Furniture Design / October 9, 2018 / Alexis Dent.
Most new homes are built with very simple molding to keep the cost of construction down. Will usually consist of a basic baseboard lining the
floors, with simple, narrow casings installed around windows and doors. However, if you want to give the interior of your home a unique and personal style, you can fit more elaborate molding options yourself at a later date. While this is a job that has a moderate level of difficulty, you can save yourself much money by doing the installation work yourself.
There are three basic types of decorative molding that you can install in your home. Baseboard runs along the ground and is designed the fill the gap between floors and walls. The casing is the molding that is placed around windows and doors to give them an elegant finished look.
You also have other more specialty molding options. Chair railing molding is placed at about 30 inches above the floor, running horizontally to protect them walls from chairs bumping back into them. Then there is banister molding which acts as the cap on the stair railing, spindles, which line the sides of a staircase also newel post, which is the central support column to a staircase.

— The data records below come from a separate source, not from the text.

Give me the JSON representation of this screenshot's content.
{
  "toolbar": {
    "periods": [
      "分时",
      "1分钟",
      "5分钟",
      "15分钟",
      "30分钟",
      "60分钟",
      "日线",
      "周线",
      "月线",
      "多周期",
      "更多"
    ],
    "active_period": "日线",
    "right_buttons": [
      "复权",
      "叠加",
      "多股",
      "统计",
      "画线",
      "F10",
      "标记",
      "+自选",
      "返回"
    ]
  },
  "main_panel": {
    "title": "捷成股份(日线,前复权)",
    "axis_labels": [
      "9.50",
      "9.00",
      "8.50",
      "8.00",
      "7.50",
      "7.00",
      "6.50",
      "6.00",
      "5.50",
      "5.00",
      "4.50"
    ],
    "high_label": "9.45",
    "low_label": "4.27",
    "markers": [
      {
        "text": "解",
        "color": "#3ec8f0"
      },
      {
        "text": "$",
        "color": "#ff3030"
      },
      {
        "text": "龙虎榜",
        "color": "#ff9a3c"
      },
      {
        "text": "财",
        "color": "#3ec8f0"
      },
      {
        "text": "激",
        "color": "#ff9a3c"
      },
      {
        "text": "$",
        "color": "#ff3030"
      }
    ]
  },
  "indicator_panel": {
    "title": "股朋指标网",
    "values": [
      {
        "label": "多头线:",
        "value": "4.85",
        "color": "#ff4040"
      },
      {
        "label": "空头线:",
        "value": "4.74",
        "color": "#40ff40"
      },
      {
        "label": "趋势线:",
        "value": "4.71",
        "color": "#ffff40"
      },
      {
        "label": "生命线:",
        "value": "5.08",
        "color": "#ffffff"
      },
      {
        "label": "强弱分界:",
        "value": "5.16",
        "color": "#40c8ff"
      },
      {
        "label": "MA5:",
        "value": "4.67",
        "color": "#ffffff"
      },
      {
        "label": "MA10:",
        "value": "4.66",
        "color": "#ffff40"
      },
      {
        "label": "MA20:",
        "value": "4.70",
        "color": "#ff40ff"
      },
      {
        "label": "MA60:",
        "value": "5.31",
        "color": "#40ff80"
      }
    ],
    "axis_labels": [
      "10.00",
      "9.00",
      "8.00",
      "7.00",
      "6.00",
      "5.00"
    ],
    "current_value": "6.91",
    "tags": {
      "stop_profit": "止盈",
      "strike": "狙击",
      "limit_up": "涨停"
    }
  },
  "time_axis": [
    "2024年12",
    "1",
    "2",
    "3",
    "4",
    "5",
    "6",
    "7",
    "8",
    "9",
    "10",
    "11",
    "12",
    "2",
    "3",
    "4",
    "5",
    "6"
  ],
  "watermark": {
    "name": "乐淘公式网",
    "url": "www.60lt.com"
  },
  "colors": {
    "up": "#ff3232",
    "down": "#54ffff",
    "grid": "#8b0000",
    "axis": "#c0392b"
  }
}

When you choose the type of molding that you want to install you need to first look at the style of your home. The more classic and traditional your home is the more elaborate and ornate you can get. However, this seems out of place in modern or ranch style homes, where a simpler design should use.
Once you have chosen a style, you should draw up a floor plan of the room to determine how much wood you are going to need. Do your best to buy as much material as you need, then get a few extra feet to allow you to create seams or fill in gaps.
Allow the wood to rest in the room it will be used in for a few days before you start working so it can adjust to the temperature. Then using careful
measurements begin to cut the wood to size, using the proper miter angles to ensure that joints and seams will fit together correctly. Here you need to be very careful, using the old admonishment “measure twice, cut once” to ensure that every piece is used successfully with no waste.
Small gaps can be taken care of with filler, but try your best to avoid any large spaces between the wood. Once you have everything lined up correctly and sized to your exact specifications, you can begin to nail the molding to the wall using artificial finishing nails. Use a small hammer or nail
gun, and then set the head beneath the surface of the material with a countersink.
At this point, caulk can be used to fill gaps and wood filler can be used to cover up nail holes. Try to use these materials sparingly as they will often stain a slightly different color than the wood itself.